Your wife may need to address lifestyle issues such as diet, caffeine, sleep, exercise and stress to help protect her sensitive nervous system. Her healthcare professional or headache specialist may recommend a preventive medication to reduce the frequency of the headaches and possibly help with sleep.

Lisa Mannix, M.D.
Headache Associates
West Chester, OH

Nerve Stimulators for Headaches

Q: My son suffers from terrible cluster headaches. I read about a rechargeable battery-powered electrode device that is the size of a matchstick and is being called the latest headache cure. When implanted in the back of the neck, it sends signals that reduce the pain by as much as 95% for patients with chronic headaches. Can this device be used to treat people who suffer from cluster headaches?

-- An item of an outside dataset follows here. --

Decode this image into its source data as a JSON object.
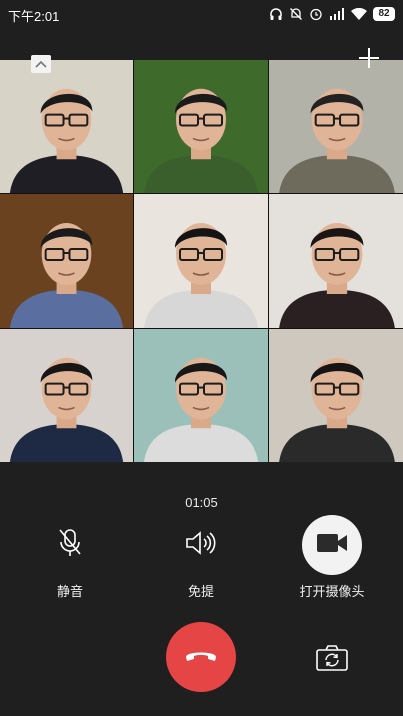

A: Occipital nerve stimulators have been studied for the treatment of occipital neuralgia and chronic daily headache (chronic migraine, chronic cluster headache and hemicrania continua). They are primarily implanted in patients who have headaches in the back of the head (in the occipital region) and who have failed multiple preventive drug therapies, or in those who experience significant side effects from common migraine preventive medications. Deep brain stimulation has been analyzed in a few smaller studies in patients with chronic cluster headaches, and 50% to 70% of the patients showed significant clinical response. Continued research in larger patient populations will be needed to further determine whether nerve stimulation (occipital nerve or deep brain stimulation) will show clinical promise in patients with chronic cluster headache or chronic migraine.

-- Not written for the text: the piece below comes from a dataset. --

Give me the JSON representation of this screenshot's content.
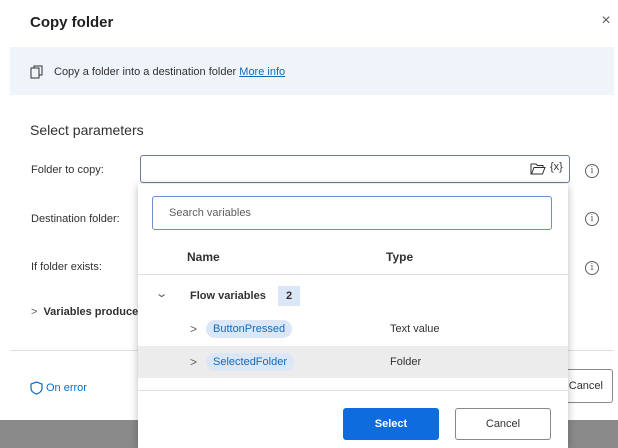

George R. Nissan, D.O.
Co-Director, Diamond Headache Clinic
Chicago, IL

Research on Chiropractic Techniques to Treat Headaches

Q. What research is being done on using chiropractic techniques to treat headaches?

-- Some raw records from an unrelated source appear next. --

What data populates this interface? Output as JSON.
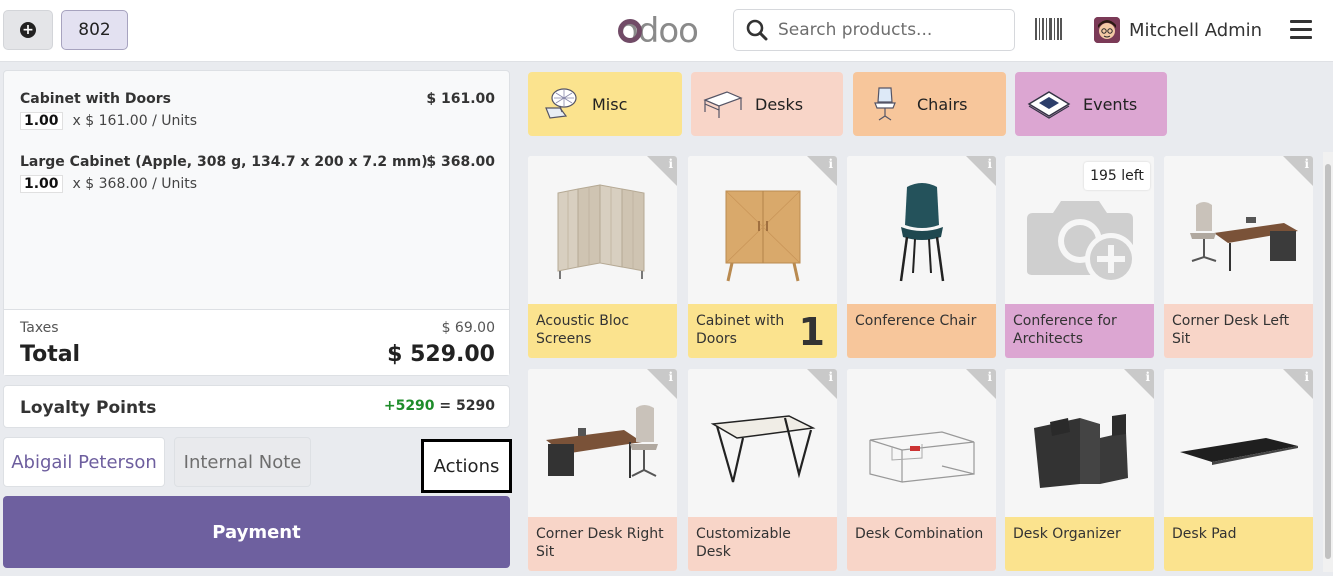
{
  "header": {
    "order_number": "802",
    "logo_text": "odoo",
    "search_placeholder": "Search products...",
    "user_name": "Mitchell Admin",
    "icons": [
      "plus-circle-icon",
      "search-icon",
      "barcode-icon",
      "user-avatar",
      "hamburger-menu-icon"
    ]
  },
  "orderlines": [
    {
      "name": "Cabinet with Doors",
      "price": "$ 161.00",
      "qty": "1.00",
      "unit_text": "x $ 161.00 / Units"
    },
    {
      "name": "Large Cabinet (Apple, 308 g, 134.7 x 200 x 7.2 mm)",
      "price": "$ 368.00",
      "qty": "1.00",
      "unit_text": "x $ 368.00 / Units"
    }
  ],
  "summary": {
    "taxes_label": "Taxes",
    "taxes_value": "$ 69.00",
    "total_label": "Total",
    "total_value": "$ 529.00"
  },
  "loyalty": {
    "label": "Loyalty Points",
    "gain": "+5290",
    "equals": "=",
    "total": "5290"
  },
  "controls": {
    "customer": "Abigail Peterson",
    "internal_note": "Internal Note",
    "actions": "Actions",
    "payment": "Payment"
  },
  "categories": [
    {
      "label": "Misc",
      "color": "#fbe38e",
      "icon": "misc-icon"
    },
    {
      "label": "Desks",
      "color": "#f8d5c8",
      "icon": "desk-icon"
    },
    {
      "label": "Chairs",
      "color": "#f7c69b",
      "icon": "chair-icon"
    },
    {
      "label": "Events",
      "color": "#dca6d2",
      "icon": "ticket-icon"
    }
  ],
  "products": [
    {
      "name": "Acoustic Bloc Screens",
      "color": "#fbe38e"
    },
    {
      "name": "Cabinet with Doors",
      "color": "#fbe38e",
      "qty": "1"
    },
    {
      "name": "Conference Chair",
      "color": "#f7c69b"
    },
    {
      "name": "Conference for Architects",
      "color": "#dca6d2",
      "stock": "195 left"
    },
    {
      "name": "Corner Desk Left Sit",
      "color": "#f8d5c8"
    },
    {
      "name": "Corner Desk Right Sit",
      "color": "#f8d5c8"
    },
    {
      "name": "Customizable Desk",
      "color": "#f8d5c8"
    },
    {
      "name": "Desk Combination",
      "color": "#f8d5c8"
    },
    {
      "name": "Desk Organizer",
      "color": "#fbe38e"
    },
    {
      "name": "Desk Pad",
      "color": "#fbe38e"
    }
  ]
}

A. There are not a lot of studies looking specifically at chiropractic techniques for treating headaches. One metanalysis of non-invasive treatments for headaches, written by Dr. David Biondi (Expert Review of Neurotherapeutics, May 2005), showed that chiropractic treatment resulted in a trend toward improvement in tension-type headaches but not migraines. Physical therapy was shown to be beneficial for both, but most of the studies did not have rigorous scientific design or specific data showing a quantitative improvement in headache frequency or intensity. Stanton and Jull (Headache, Oct. 2003) studied cervicogenic headaches and compared the benefit of manipulative therapy vs. therapeutic exercise. They found that patients did better if they received both, compared to just receiving manipulative therapy alone because the passive nature of manipulation does not positively affect patients’ sense of control over their health.

I agree that a well-designed study is needed to assess the benefits of chiropractic treatments in different headache syndromes. We may find that chiropractic treatment is particularly beneficial for a specific patient type.

Susan M. Rubin, M.D.
NorthShore University HealthSystem
Glenview, IL